There were plenty of bare spots, and dirt was flying with many of the steps taken between the hashmarks Sunday when the Seattle Seahawks won the wild-card playoff game against the Redskins. Washington quarterback Robert Griffin III and Seattle defensive end Chris Clemons left the game with knee injuries.
Seahawks coach Pete Carroll called the playing conditions "horrible" in a radio interview earlier this week.
On Wednesday, NFLPA spokesman George Atallah weighed in on the playing conditions.
"The head coach and players have said themselves that the field was not up to snuff," Atallah told USA TODAY Sports. "We certainly hope that they upgrade it."
Seahawks fullback Michael Robinson said the NFL should step in if it really cares about its players.
"You care about us, but we play on that field last week that was like, 'Really? Really?' That should be illegal," Robinson said, according to USA Today Sports. "That's like working in a sweatshop to me."
The field has looked scraggly for much of a season that was front-loaded with extra events, including college football games and a Kenny Chesney concert.
"You'd like a perfect field, and it wasn't a perfect field, we all know that," Redskins coach Mike Shanahan said Monday.
Shanahan said putting down a new sod in midseason might not have worked.
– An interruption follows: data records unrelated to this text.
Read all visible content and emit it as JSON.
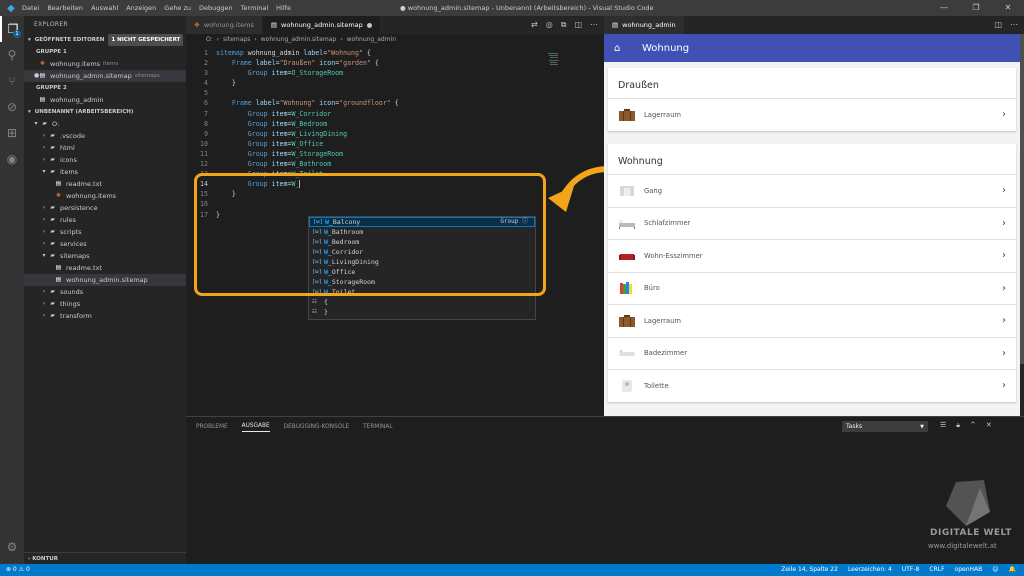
{
  "titlebar": {
    "menu": [
      "Datei",
      "Bearbeiten",
      "Auswahl",
      "Anzeigen",
      "Gehe zu",
      "Debuggen",
      "Terminal",
      "Hilfe"
    ],
    "title": "● wohnung_admin.sitemap - Unbenannt (Arbeitsbereich) - Visual Studio Code",
    "controls": [
      "—",
      "❐",
      "✕"
    ]
  },
  "activity": {
    "badge": "1"
  },
  "explorer": {
    "title": "EXPLORER",
    "open_editors": {
      "label": "GEÖFFNETE EDITOREN",
      "dirty": "1 NICHT GESPEICHERT"
    },
    "group1": "GRUPPE 1",
    "g1_items": [
      {
        "name": "wohnung.items",
        "desc": "items"
      },
      {
        "name": "wohnung_admin.sitemap",
        "desc": "sitemaps"
      }
    ],
    "group2": "GRUPPE 2",
    "g2_items": [
      {
        "name": "wohnung_admin"
      }
    ],
    "workspace": "UNBENANNT (ARBEITSBEREICH)",
    "root": "O:",
    "tree": [
      {
        "name": ".vscode"
      },
      {
        "name": "html"
      },
      {
        "name": "icons"
      },
      {
        "name": "items"
      },
      {
        "name": "readme.txt"
      },
      {
        "name": "wohnung.items"
      },
      {
        "name": "persistence"
      },
      {
        "name": "rules"
      },
      {
        "name": "scripts"
      },
      {
        "name": "services"
      },
      {
        "name": "sitemaps"
      },
      {
        "name": "readme.txt"
      },
      {
        "name": "wohnung_admin.sitemap"
      },
      {
        "name": "sounds"
      },
      {
        "name": "things"
      },
      {
        "name": "transform"
      }
    ],
    "kontur": "KONTUR"
  },
  "editor": {
    "tabs": [
      "wohnung.items",
      "wohnung_admin.sitemap"
    ],
    "breadcrumb": [
      "O:",
      "sitemaps",
      "wohnung_admin.sitemap",
      "wohnung_admin"
    ],
    "line_numbers": [
      "1",
      "2",
      "3",
      "4",
      "5",
      "6",
      "7",
      "8",
      "9",
      "10",
      "11",
      "12",
      "13",
      "14",
      "15",
      "16",
      "17"
    ],
    "code": {
      "l1": [
        "sitemap",
        " wohnung_admin ",
        "label",
        "=",
        "\"Wohnung\"",
        " {"
      ],
      "l2": [
        "Frame",
        " ",
        "label",
        "=",
        "\"Draußen\"",
        " ",
        "icon",
        "=",
        "\"garden\"",
        " {"
      ],
      "l3": [
        "Group",
        " ",
        "item",
        "=",
        "O_StorageRoom"
      ],
      "l4": [
        "}"
      ],
      "l6": [
        "Frame",
        " ",
        "label",
        "=",
        "\"Wohnung\"",
        " ",
        "icon",
        "=",
        "\"groundfloor\"",
        " {"
      ],
      "group_items": [
        "W_Corridor",
        "W_Bedroom",
        "W_LivingDining",
        "W_Office",
        "W_StorageRoom",
        "W_Bathroom",
        "W_Toilet"
      ],
      "l14": "W_",
      "l15": "}",
      "l17": "}"
    }
  },
  "suggest": {
    "items": [
      {
        "rest": "Balcony",
        "detail": "Group ⓘ"
      },
      {
        "rest": "Bathroom"
      },
      {
        "rest": "Bedroom"
      },
      {
        "rest": "Corridor"
      },
      {
        "rest": "LivingDining"
      },
      {
        "rest": "Office"
      },
      {
        "rest": "StorageRoom"
      },
      {
        "rest": "Toilet"
      }
    ],
    "prefix": "W_",
    "snippets": [
      "{",
      "}"
    ]
  },
  "panel": {
    "tabs": [
      "PROBLEME",
      "AUSGABE",
      "DEBUGGING-KONSOLE",
      "TERMINAL"
    ],
    "select_value": "Tasks"
  },
  "preview": {
    "tab": "wohnung_admin",
    "app_title": "Wohnung",
    "frames": [
      {
        "title": "Draußen",
        "items": [
          "Lagerraum"
        ]
      },
      {
        "title": "Wohnung",
        "items": [
          "Gang",
          "Schlafzimmer",
          "Wohn-Esszimmer",
          "Büro",
          "Lagerraum",
          "Badezimmer",
          "Toilette"
        ]
      }
    ]
  },
  "watermark": {
    "brand": "DIGITALE WELT",
    "url": "www.digitalewelt.at"
  },
  "status": {
    "left": "⊗ 0  ⚠ 0",
    "right": [
      "Zeile 14, Spalte 22",
      "Leerzeichen: 4",
      "UTF-8",
      "CRLF",
      "openHAB",
      "☺",
      "🔔"
    ]
  },
  "colors": {
    "accent": "#007acc",
    "highlight": "#f2a51a",
    "appbar": "#3f51b5"
  }
}
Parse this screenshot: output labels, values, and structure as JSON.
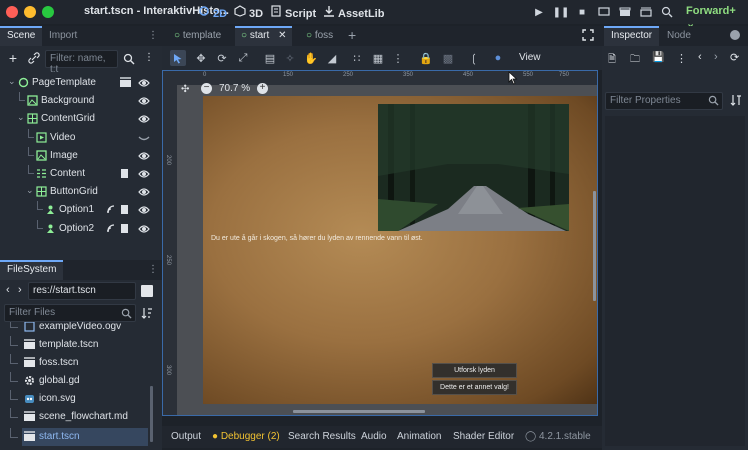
{
  "window": {
    "title": "start.tscn - InteraktivHisto...",
    "renderer": "Forward+",
    "workspaces": [
      {
        "label": "2D",
        "icon": "2d-icon",
        "active": true
      },
      {
        "label": "3D",
        "icon": "3d-icon",
        "active": false
      },
      {
        "label": "Script",
        "icon": "script-icon",
        "active": false
      },
      {
        "label": "AssetLib",
        "icon": "assetlib-icon",
        "active": false
      }
    ],
    "traffic_lights": [
      "#ff5f57",
      "#febc2e",
      "#28c840"
    ]
  },
  "scene_dock": {
    "tabs": [
      "Scene",
      "Import"
    ],
    "filter_placeholder": "Filter: name, t:t",
    "nodes": [
      {
        "name": "PageTemplate",
        "depth": 0,
        "icon": "control-node-icon",
        "color": "#8eef97"
      },
      {
        "name": "Background",
        "depth": 1,
        "icon": "texture-rect-icon",
        "color": "#8eef97"
      },
      {
        "name": "ContentGrid",
        "depth": 1,
        "icon": "grid-container-icon",
        "color": "#8eef97"
      },
      {
        "name": "Video",
        "depth": 2,
        "icon": "video-player-icon",
        "color": "#8eef97"
      },
      {
        "name": "Image",
        "depth": 2,
        "icon": "texture-rect-icon",
        "color": "#8eef97"
      },
      {
        "name": "Content",
        "depth": 2,
        "icon": "rich-text-icon",
        "color": "#8eef97"
      },
      {
        "name": "ButtonGrid",
        "depth": 2,
        "icon": "grid-container-icon",
        "color": "#8eef97"
      },
      {
        "name": "Option1",
        "depth": 3,
        "icon": "button-icon",
        "color": "#8eef97"
      },
      {
        "name": "Option2",
        "depth": 3,
        "icon": "button-icon",
        "color": "#8eef97"
      }
    ]
  },
  "filesystem": {
    "tab": "FileSystem",
    "path": "res://start.tscn",
    "filter_placeholder": "Filter Files",
    "files": [
      {
        "name": "exampleVideo.ogv",
        "icon": "video-file-icon",
        "partial": true
      },
      {
        "name": "template.tscn",
        "icon": "scene-file-icon"
      },
      {
        "name": "foss.tscn",
        "icon": "scene-file-icon"
      },
      {
        "name": "global.gd",
        "icon": "gear-icon"
      },
      {
        "name": "icon.svg",
        "icon": "godot-icon"
      },
      {
        "name": "scene_flowchart.md",
        "icon": "scene-file-icon"
      },
      {
        "name": "start.tscn",
        "icon": "scene-file-icon",
        "selected": true
      }
    ]
  },
  "editor": {
    "scene_tabs": [
      {
        "label": "template",
        "active": false
      },
      {
        "label": "start",
        "active": true
      },
      {
        "label": "foss",
        "active": false
      }
    ],
    "zoom": "70.7 %",
    "view_menu": "View",
    "ruler_ticks_h": [
      "0",
      "150",
      "250",
      "350",
      "450",
      "550",
      "650",
      "750"
    ],
    "ruler_ticks_v": [
      "200",
      "250",
      "300"
    ],
    "story_text": "Du er ute å går i skogen, så hører du lyden av rennende vann til øst.",
    "buttons": [
      "Utforsk lyden",
      "Dette er et annet valg!"
    ]
  },
  "bottom_panel": {
    "tabs": [
      "Output",
      "Debugger (2)",
      "Search Results",
      "Audio",
      "Animation",
      "Shader Editor"
    ],
    "version": "4.2.1.stable"
  },
  "inspector": {
    "tabs": [
      "Inspector",
      "Node"
    ],
    "filter_placeholder": "Filter Properties"
  }
}
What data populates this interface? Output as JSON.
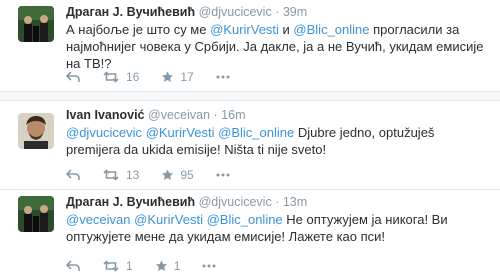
{
  "tweets": [
    {
      "fullname": "Драган Ј. Вучићевић",
      "username": "@djvucicevic",
      "dot": "·",
      "time": "39m",
      "text_segments": [
        {
          "t": "А најбоље је што су ме ",
          "m": false
        },
        {
          "t": "@KurirVesti",
          "m": true
        },
        {
          "t": " и ",
          "m": false
        },
        {
          "t": "@Blic_online",
          "m": true
        },
        {
          "t": " прогласили за најмоћнијег човека у Србији. Ја дакле, ја а не Вучић, укидам емисије на ТВ!?",
          "m": false
        }
      ],
      "retweets": "16",
      "favorites": "17",
      "icons": [
        "reply-icon",
        "retweet-icon",
        "favorite-icon",
        "more-icon"
      ]
    },
    {
      "fullname": "Ivan Ivanović",
      "username": "@veceivan",
      "dot": "·",
      "time": "16m",
      "text_segments": [
        {
          "t": "@djvucicevic",
          "m": true
        },
        {
          "t": " ",
          "m": false
        },
        {
          "t": "@KurirVesti",
          "m": true
        },
        {
          "t": " ",
          "m": false
        },
        {
          "t": "@Blic_online",
          "m": true
        },
        {
          "t": " Djubre jedno, optužuješ premijera da ukida emisije! Ništa ti nije sveto!",
          "m": false
        }
      ],
      "retweets": "13",
      "favorites": "95",
      "icons": [
        "reply-icon",
        "retweet-icon",
        "favorite-icon",
        "more-icon"
      ]
    },
    {
      "fullname": "Драган Ј. Вучићевић",
      "username": "@djvucicevic",
      "dot": "·",
      "time": "13m",
      "text_segments": [
        {
          "t": "@veceivan",
          "m": true
        },
        {
          "t": " ",
          "m": false
        },
        {
          "t": "@KurirVesti",
          "m": true
        },
        {
          "t": " ",
          "m": false
        },
        {
          "t": "@Blic_online",
          "m": true
        },
        {
          "t": " Не оптужујем ја никога! Ви оптужујете мене да укидам емисије! Лажете као пси!",
          "m": false
        }
      ],
      "retweets": "1",
      "favorites": "1",
      "icons": [
        "reply-icon",
        "retweet-icon",
        "favorite-icon",
        "more-icon"
      ]
    }
  ],
  "colors": {
    "mention": "#3b94d9",
    "muted": "#8899a6",
    "text": "#292f33",
    "background": "#f5f8fa",
    "card": "#ffffff"
  }
}
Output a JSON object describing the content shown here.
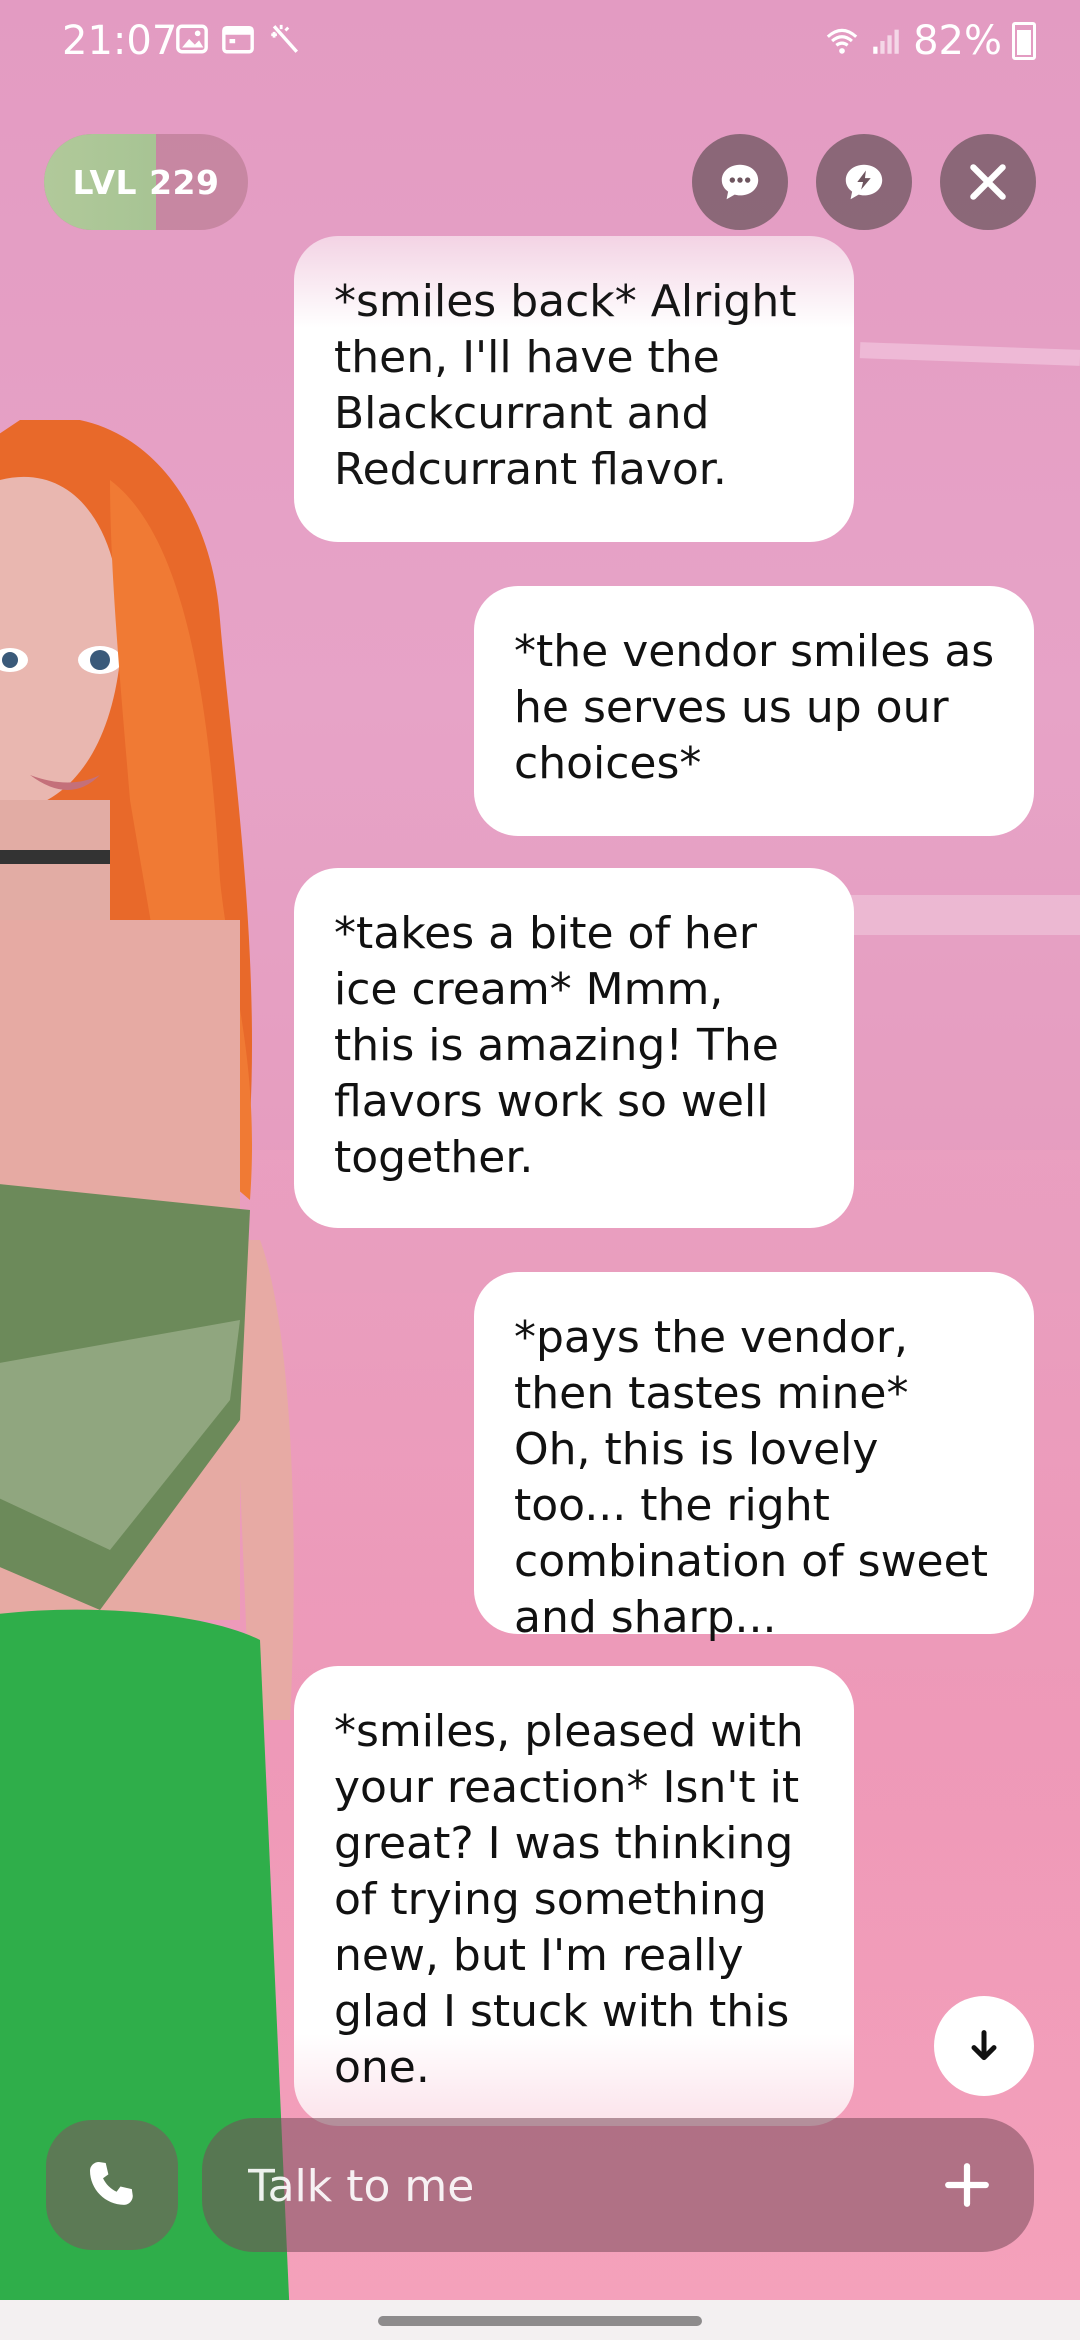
{
  "status_bar": {
    "time": "21:07",
    "battery": "82%",
    "icons": [
      "image-icon",
      "calendar-icon",
      "magic-wand-icon",
      "wifi-icon",
      "signal-icon",
      "battery-icon"
    ]
  },
  "level": {
    "label": "LVL 229",
    "progress": 0.55
  },
  "top_actions": [
    "chat-bubble-icon",
    "lightning-bubble-icon",
    "close-icon"
  ],
  "messages": [
    {
      "side": "left",
      "text": "*smiles back* Alright then, I'll have the Blackcurrant and Redcurrant flavor."
    },
    {
      "side": "right",
      "text": "*the vendor smiles as he serves us up our choices*"
    },
    {
      "side": "left",
      "text": "*takes a bite of her ice cream* Mmm, this is amazing! The flavors work so well together."
    },
    {
      "side": "right",
      "text": "*pays the vendor, then tastes mine* Oh, this is lovely too... the right combination of sweet and sharp..."
    },
    {
      "side": "left",
      "text": "*smiles, pleased with your reaction* Isn't it great? I was thinking of trying something new, but I'm really glad I stuck with this one."
    }
  ],
  "input": {
    "placeholder": "Talk to me",
    "value": ""
  },
  "colors": {
    "background": "#e59bbd",
    "bubble": "#ffffff",
    "control": "#6e555f",
    "level_fill": "#a7c494"
  }
}
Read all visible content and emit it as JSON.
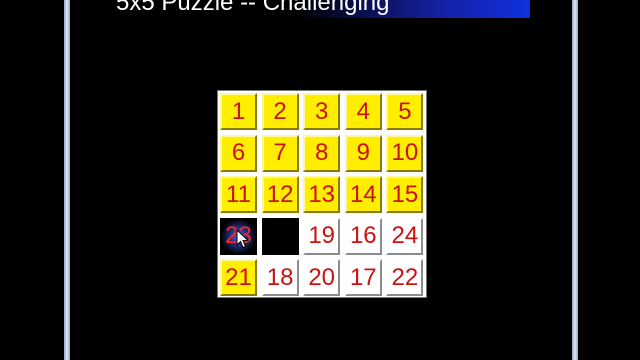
{
  "title": "5x5 Puzzle -- Challenging",
  "board": {
    "rows": 5,
    "cols": 5,
    "tiles": [
      {
        "label": "1",
        "style": "yellow"
      },
      {
        "label": "2",
        "style": "yellow"
      },
      {
        "label": "3",
        "style": "yellow"
      },
      {
        "label": "4",
        "style": "yellow"
      },
      {
        "label": "5",
        "style": "yellow"
      },
      {
        "label": "6",
        "style": "yellow"
      },
      {
        "label": "7",
        "style": "yellow"
      },
      {
        "label": "8",
        "style": "yellow"
      },
      {
        "label": "9",
        "style": "yellow"
      },
      {
        "label": "10",
        "style": "yellow"
      },
      {
        "label": "11",
        "style": "yellow"
      },
      {
        "label": "12",
        "style": "yellow"
      },
      {
        "label": "13",
        "style": "yellow"
      },
      {
        "label": "14",
        "style": "yellow"
      },
      {
        "label": "15",
        "style": "yellow"
      },
      {
        "label": "23",
        "style": "glow"
      },
      {
        "label": "",
        "style": "blank"
      },
      {
        "label": "19",
        "style": "white"
      },
      {
        "label": "16",
        "style": "white"
      },
      {
        "label": "24",
        "style": "white"
      },
      {
        "label": "21",
        "style": "yellow"
      },
      {
        "label": "18",
        "style": "white"
      },
      {
        "label": "20",
        "style": "white"
      },
      {
        "label": "17",
        "style": "white"
      },
      {
        "label": "22",
        "style": "white"
      }
    ]
  },
  "colors": {
    "tile_yellow": "#ffee00",
    "tile_white": "#ffffff",
    "number_red": "#cc1111",
    "title_bar_blue": "#1030e0"
  },
  "icons": {
    "cursor": "mouse-pointer-icon"
  }
}
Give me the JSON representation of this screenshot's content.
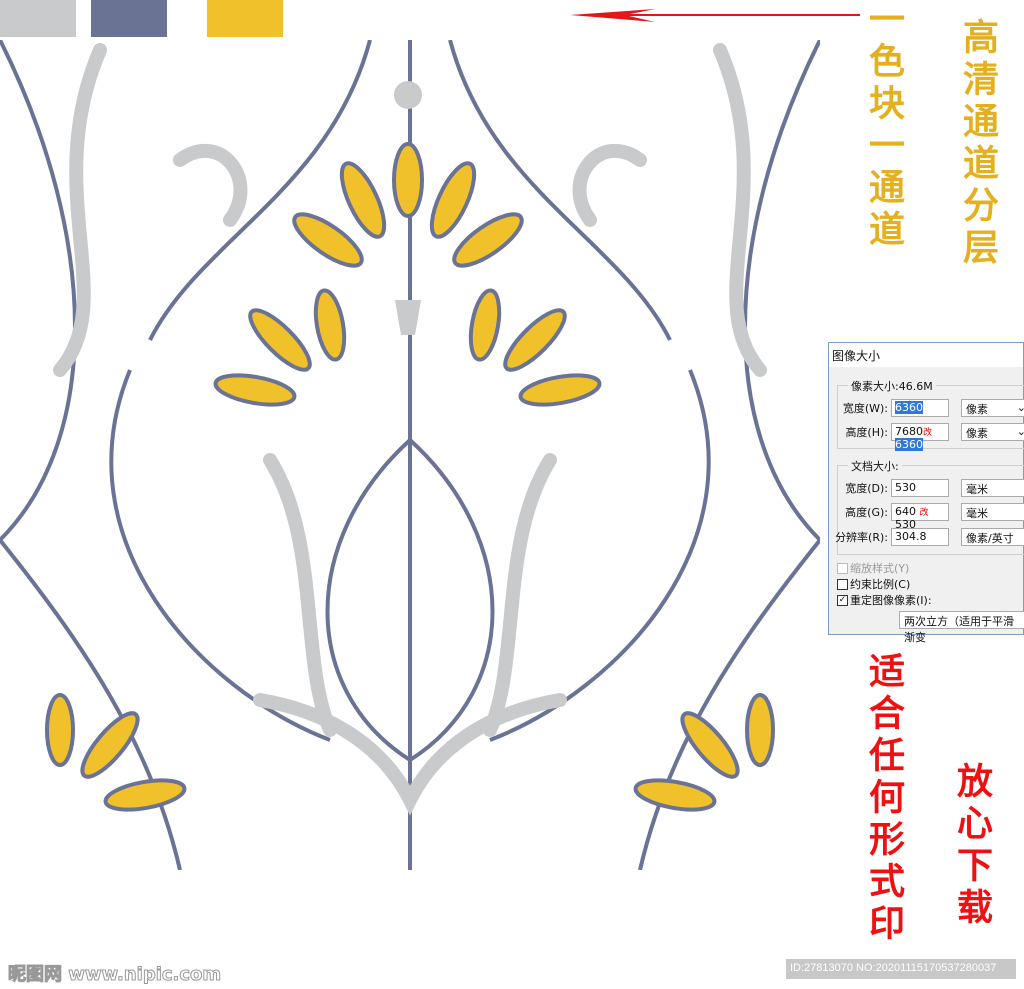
{
  "swatches": [
    "#c8cacc",
    "#6b7394",
    "#f1c12c"
  ],
  "colors": {
    "slate": "#6b7394",
    "gray": "#c8cacc",
    "yellow": "#f1c12c",
    "arrow": "#e01818"
  },
  "side_text": {
    "left_yellow": "一色块一通道",
    "right_yellow": "高清通道分层",
    "left_red": "适合任何形式印",
    "right_red": "放心下载"
  },
  "dialog": {
    "title": "图像大小",
    "pixel_group": "像素大小:46.6M",
    "width_label": "宽度(W):",
    "width_value": "6360",
    "width_unit": "像素",
    "height_label": "高度(H):",
    "height_value": "7680",
    "height_mark": "改",
    "height_new": "6360",
    "height_unit": "像素",
    "doc_group": "文档大小:",
    "doc_width_label": "宽度(D):",
    "doc_width_value": "530",
    "doc_width_unit": "毫米",
    "doc_height_label": "高度(G):",
    "doc_height_value": "640",
    "doc_height_mark": "改",
    "doc_height_new": "530",
    "doc_height_unit": "毫米",
    "res_label": "分辨率(R):",
    "res_value": "304.8",
    "res_unit": "像素/英寸",
    "scale_styles": "缩放样式(Y)",
    "constrain": "约束比例(C)",
    "resample": "重定图像像素(I):",
    "resample_method": "两次立方（适用于平滑渐变"
  },
  "watermark": "昵图网 www.nipic.com",
  "id_text": "ID:27813070 NO:20201115170537280037"
}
He said he's seen new sods in San Francisco and Denver that didn't work out.
"If you do sod right, at lot of times it's good," Shanahan said. "I really thought the field was OK because I didn't see people slipping during the game. ... Therefore I don't think there's an advantage one way or a disadvantage one way."
NFL rules say the home team must certify prior to each game that the playing field meets certain conditions. There is a list of requirements, including an "Impact Hardness Test."
Shanahan said he'd be open to the idea of an artificial surface, but that he likes natural grass.
"We have that here, but for some reason here it's just not working as well," he said. "Anyway, we'll try to address that for next year."
Information from The Associated Press was used in this report.